Third, the issue of the Report of the Eminent Person Group (EPG) and India’s unwillingness to accept it has been prominently figuring in Nepal’s agenda. Prime Minister Oli himself raised it during his visit to India. Yet, it is surprising why the report prepared unanimously by the joint team was not accepted by India. The Modi government seems to have developed second thoughts about it as it presumably didn’t come up to its expectations in recommendations. If that is the case, why should Nepal be insistent on making the EPG report the principal item on the agenda of Indo-Nepal relations? If the two sides agree, other bilateral channels can also be used to settle outstanding issues that are impinging on bilateral relations.
Finally, India-Nepal relations cannot be seen in isolation. The emergence of China as a potential world power and its impact on India-Nepal relations and on changing the geopolitical environment can be a good area of study based on objectivity. The China factor is likely to be a major focus of international politics not because of the declining trends of American power that reduces the manoeuvrability of other powers such as India, which is still behind China in showing its capacity to balance it, but also because of increased Chinese strategic assertiveness in its neighbourhood.
It is assumed that Chinese hegemony can be strongly resisted by the combined efforts of the West and other Indo- Pacific powers, depending on the extent to which America becomes assertive vis-à-vis China. If the new Biden administration makes a slight departure in its China policy from the previous Trump administration, the prospects of a cooperative relationship are likely to be better. The Biden administration should follow a persuasive course for helping develop a cooperative relationship between India and China. Such an atmospheric change is necessary in order to create conducive conditions for peace and progress.

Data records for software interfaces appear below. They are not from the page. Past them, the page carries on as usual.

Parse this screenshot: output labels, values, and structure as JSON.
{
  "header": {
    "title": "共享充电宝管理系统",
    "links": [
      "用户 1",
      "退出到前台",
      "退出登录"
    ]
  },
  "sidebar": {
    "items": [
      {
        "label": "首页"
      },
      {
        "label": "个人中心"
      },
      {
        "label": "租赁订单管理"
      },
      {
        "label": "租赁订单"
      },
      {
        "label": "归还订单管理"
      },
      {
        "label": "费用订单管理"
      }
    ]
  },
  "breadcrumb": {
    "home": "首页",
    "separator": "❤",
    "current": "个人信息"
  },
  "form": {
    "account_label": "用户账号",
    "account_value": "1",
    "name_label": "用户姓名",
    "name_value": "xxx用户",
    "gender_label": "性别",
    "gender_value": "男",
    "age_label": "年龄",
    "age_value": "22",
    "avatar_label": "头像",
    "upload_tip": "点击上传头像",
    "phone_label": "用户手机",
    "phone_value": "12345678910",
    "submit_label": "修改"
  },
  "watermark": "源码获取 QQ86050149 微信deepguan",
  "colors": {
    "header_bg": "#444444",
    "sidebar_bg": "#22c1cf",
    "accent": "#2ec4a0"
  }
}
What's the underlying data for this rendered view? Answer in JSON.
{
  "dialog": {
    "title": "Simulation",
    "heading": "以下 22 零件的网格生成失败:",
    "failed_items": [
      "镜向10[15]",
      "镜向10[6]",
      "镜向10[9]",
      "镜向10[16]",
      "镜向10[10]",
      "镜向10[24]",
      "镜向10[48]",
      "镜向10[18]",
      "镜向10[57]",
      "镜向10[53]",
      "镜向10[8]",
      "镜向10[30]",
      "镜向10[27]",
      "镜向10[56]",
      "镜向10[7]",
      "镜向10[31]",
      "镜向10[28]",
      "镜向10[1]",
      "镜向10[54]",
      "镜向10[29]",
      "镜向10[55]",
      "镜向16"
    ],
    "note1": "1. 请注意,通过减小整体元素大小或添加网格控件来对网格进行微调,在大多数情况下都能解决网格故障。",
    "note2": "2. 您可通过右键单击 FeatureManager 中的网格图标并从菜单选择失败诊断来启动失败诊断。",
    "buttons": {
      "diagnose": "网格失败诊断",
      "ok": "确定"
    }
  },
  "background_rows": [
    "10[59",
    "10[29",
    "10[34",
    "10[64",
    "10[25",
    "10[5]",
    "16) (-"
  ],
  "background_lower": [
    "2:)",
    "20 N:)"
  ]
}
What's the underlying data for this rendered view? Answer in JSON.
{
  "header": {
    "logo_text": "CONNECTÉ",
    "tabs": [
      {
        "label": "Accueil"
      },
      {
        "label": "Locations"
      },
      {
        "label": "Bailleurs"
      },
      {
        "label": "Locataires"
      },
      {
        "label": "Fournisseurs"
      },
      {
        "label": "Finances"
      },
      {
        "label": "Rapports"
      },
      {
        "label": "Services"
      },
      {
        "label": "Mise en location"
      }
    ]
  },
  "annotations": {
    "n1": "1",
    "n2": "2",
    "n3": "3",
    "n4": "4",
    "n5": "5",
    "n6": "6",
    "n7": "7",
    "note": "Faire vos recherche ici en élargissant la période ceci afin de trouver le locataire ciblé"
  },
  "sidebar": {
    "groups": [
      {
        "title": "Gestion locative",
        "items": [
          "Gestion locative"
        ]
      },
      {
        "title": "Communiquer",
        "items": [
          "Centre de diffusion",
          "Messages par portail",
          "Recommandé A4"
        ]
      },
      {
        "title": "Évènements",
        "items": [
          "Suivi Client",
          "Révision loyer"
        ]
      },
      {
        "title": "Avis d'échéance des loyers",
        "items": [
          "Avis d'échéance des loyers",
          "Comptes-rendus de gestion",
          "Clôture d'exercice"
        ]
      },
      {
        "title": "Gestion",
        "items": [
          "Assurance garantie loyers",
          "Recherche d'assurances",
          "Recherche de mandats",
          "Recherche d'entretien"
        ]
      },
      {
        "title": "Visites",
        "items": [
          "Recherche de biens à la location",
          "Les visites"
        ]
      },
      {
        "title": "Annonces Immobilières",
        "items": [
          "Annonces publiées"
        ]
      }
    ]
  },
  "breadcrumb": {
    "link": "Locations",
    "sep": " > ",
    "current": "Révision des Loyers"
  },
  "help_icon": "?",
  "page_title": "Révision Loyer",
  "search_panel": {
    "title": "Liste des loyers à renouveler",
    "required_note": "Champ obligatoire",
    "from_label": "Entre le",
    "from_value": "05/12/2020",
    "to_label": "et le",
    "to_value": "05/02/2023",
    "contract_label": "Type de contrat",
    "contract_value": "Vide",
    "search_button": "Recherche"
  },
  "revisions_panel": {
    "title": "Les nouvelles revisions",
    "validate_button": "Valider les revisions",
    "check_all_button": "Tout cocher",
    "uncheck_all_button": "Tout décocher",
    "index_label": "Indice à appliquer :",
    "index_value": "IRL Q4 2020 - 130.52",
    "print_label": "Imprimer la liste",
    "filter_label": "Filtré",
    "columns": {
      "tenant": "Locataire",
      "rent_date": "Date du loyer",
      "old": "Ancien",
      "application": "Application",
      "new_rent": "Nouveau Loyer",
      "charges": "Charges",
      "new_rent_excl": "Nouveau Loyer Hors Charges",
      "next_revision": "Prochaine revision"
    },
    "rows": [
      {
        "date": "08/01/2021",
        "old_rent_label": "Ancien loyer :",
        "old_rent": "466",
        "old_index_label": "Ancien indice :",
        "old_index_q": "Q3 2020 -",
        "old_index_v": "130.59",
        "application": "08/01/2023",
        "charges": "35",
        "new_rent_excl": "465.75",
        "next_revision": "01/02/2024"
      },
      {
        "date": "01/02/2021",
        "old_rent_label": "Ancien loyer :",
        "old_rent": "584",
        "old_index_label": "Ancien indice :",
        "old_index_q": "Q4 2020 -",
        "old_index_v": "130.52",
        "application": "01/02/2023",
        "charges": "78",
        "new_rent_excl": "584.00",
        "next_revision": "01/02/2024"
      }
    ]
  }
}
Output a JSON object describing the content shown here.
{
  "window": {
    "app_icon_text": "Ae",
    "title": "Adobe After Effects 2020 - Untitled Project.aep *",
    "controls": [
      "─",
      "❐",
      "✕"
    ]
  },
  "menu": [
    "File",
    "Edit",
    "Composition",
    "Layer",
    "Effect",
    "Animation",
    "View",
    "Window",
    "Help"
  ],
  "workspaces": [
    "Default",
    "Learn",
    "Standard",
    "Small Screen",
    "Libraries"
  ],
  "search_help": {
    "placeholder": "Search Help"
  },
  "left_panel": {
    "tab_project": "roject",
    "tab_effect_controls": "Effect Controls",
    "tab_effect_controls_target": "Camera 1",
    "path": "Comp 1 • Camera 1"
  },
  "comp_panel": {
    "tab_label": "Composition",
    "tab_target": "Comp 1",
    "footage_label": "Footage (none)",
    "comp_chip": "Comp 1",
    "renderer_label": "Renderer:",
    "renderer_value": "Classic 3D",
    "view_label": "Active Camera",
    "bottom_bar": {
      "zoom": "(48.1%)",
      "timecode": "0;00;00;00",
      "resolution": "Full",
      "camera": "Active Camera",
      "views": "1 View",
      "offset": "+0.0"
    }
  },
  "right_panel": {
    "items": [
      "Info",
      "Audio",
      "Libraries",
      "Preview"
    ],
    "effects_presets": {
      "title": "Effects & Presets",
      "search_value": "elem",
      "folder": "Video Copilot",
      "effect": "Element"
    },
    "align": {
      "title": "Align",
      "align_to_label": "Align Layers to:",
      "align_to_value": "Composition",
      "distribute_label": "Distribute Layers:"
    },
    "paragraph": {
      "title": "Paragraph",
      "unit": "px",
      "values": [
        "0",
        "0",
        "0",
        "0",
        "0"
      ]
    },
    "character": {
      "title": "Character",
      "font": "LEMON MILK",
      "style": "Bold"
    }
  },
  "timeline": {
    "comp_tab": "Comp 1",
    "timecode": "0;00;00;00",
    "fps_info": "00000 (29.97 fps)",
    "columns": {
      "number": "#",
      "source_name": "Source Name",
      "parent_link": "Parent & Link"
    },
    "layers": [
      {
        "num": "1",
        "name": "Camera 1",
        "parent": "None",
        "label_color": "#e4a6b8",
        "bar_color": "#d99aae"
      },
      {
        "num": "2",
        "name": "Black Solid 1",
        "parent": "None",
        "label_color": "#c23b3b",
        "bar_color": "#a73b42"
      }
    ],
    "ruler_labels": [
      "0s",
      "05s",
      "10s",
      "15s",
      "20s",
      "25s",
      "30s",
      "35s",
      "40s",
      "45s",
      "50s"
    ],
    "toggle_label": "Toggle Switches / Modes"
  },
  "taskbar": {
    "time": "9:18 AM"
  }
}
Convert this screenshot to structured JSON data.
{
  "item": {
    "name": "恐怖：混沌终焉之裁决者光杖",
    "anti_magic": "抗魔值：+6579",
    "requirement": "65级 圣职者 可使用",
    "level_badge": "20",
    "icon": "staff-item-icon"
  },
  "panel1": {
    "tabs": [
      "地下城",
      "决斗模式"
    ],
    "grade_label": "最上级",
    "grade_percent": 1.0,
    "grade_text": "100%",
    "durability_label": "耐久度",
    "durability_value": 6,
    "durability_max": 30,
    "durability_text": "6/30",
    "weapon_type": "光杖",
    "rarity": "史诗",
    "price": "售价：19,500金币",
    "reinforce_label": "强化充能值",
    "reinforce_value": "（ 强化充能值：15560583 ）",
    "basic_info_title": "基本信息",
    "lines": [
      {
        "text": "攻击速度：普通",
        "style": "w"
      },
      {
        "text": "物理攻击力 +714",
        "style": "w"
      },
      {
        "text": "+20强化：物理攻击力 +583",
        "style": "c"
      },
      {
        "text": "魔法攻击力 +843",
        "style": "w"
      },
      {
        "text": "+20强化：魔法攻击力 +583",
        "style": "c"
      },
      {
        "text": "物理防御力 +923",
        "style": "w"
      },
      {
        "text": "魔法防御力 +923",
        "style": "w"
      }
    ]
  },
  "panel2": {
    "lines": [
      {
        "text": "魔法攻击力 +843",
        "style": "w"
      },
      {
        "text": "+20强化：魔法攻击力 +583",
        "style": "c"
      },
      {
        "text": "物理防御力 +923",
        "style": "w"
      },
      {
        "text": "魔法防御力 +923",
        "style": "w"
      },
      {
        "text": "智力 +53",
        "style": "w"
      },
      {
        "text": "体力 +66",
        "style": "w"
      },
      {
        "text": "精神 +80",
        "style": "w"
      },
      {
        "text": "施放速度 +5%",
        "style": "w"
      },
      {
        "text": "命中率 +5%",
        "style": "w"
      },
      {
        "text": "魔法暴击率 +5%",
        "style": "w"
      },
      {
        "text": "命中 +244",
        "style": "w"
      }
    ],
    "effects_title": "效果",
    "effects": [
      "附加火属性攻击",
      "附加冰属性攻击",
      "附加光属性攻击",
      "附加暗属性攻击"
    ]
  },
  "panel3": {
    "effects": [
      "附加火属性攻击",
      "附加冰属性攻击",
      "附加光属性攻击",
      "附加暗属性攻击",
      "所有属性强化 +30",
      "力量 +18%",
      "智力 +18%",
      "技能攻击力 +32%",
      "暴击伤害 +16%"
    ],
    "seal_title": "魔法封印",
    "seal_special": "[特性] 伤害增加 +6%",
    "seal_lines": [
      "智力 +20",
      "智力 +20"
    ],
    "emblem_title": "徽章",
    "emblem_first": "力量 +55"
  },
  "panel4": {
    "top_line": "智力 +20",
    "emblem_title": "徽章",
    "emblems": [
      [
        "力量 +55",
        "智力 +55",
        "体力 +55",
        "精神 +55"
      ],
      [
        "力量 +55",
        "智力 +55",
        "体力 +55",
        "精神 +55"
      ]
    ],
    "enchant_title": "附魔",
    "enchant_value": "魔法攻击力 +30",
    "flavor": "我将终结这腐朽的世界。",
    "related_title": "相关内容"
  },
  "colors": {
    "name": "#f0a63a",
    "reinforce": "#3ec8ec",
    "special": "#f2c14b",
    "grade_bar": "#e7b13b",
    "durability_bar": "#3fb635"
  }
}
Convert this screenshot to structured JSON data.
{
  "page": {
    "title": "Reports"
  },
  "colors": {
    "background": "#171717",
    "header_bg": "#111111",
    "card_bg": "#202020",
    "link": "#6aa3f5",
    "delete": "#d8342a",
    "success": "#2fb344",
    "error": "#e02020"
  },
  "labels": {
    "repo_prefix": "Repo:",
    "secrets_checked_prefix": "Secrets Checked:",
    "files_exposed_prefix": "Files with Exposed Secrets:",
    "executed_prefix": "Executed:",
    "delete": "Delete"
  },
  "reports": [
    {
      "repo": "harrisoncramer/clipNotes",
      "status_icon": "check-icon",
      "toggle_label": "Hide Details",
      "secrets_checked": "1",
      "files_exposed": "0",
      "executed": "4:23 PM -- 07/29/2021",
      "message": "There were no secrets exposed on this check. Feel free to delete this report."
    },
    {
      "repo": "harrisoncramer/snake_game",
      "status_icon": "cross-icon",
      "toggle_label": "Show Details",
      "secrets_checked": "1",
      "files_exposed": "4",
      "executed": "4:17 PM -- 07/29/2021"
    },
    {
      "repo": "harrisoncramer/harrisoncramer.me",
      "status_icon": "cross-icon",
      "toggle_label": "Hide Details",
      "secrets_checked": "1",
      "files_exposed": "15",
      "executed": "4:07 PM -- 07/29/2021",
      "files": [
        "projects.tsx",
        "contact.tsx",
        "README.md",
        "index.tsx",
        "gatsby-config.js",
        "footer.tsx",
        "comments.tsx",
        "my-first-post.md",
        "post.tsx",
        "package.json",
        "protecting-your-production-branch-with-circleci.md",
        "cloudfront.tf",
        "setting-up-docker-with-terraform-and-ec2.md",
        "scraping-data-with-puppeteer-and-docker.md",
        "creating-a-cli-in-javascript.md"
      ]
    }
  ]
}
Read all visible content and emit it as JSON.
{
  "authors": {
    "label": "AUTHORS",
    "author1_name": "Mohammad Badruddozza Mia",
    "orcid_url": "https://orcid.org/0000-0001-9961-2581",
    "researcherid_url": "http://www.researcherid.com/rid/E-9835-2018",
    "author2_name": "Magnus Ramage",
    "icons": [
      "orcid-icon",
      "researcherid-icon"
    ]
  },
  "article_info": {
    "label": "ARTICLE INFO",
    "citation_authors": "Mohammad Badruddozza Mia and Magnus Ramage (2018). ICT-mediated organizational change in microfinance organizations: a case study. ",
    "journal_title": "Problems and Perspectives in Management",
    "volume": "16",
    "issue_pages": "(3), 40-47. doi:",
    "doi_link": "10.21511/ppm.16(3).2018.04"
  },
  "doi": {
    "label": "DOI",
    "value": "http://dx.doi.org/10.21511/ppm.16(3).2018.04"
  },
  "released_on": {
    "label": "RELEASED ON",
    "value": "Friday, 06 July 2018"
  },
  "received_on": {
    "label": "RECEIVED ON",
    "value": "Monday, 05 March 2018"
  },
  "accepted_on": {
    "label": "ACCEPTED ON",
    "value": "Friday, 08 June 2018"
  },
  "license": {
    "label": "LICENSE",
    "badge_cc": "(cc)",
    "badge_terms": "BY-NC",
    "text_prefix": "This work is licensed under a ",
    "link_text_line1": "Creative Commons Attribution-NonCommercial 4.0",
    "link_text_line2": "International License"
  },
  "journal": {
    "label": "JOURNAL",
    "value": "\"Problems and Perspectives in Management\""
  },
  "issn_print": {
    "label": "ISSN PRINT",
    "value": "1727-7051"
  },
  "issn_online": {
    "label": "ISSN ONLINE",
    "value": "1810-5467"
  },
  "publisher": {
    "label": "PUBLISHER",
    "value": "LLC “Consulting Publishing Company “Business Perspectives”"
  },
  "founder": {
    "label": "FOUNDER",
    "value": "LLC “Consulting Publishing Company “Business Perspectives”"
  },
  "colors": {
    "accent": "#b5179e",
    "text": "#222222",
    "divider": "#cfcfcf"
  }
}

In this context, an amicable settlement of all outstanding problems between India and Nepal, and India and China becomes significant in view of the emergent geopolitical dynamics in South Asia. Situated between China and India, Nepal, notwithstanding its limited capacity for power play, occupies a tiny but sensitive zone of international politics given the increasing Chinese presence in the region. So any further lingering of bilateral disputes, especially those related to the border, is likely to be more complex as well as complicated in course of time. It is, therefore, imperative that India and Nepal sort out their outstanding problems, especially those relating to the new maps, to reduce other geopolitical tensions or even to minimise the role of external powers.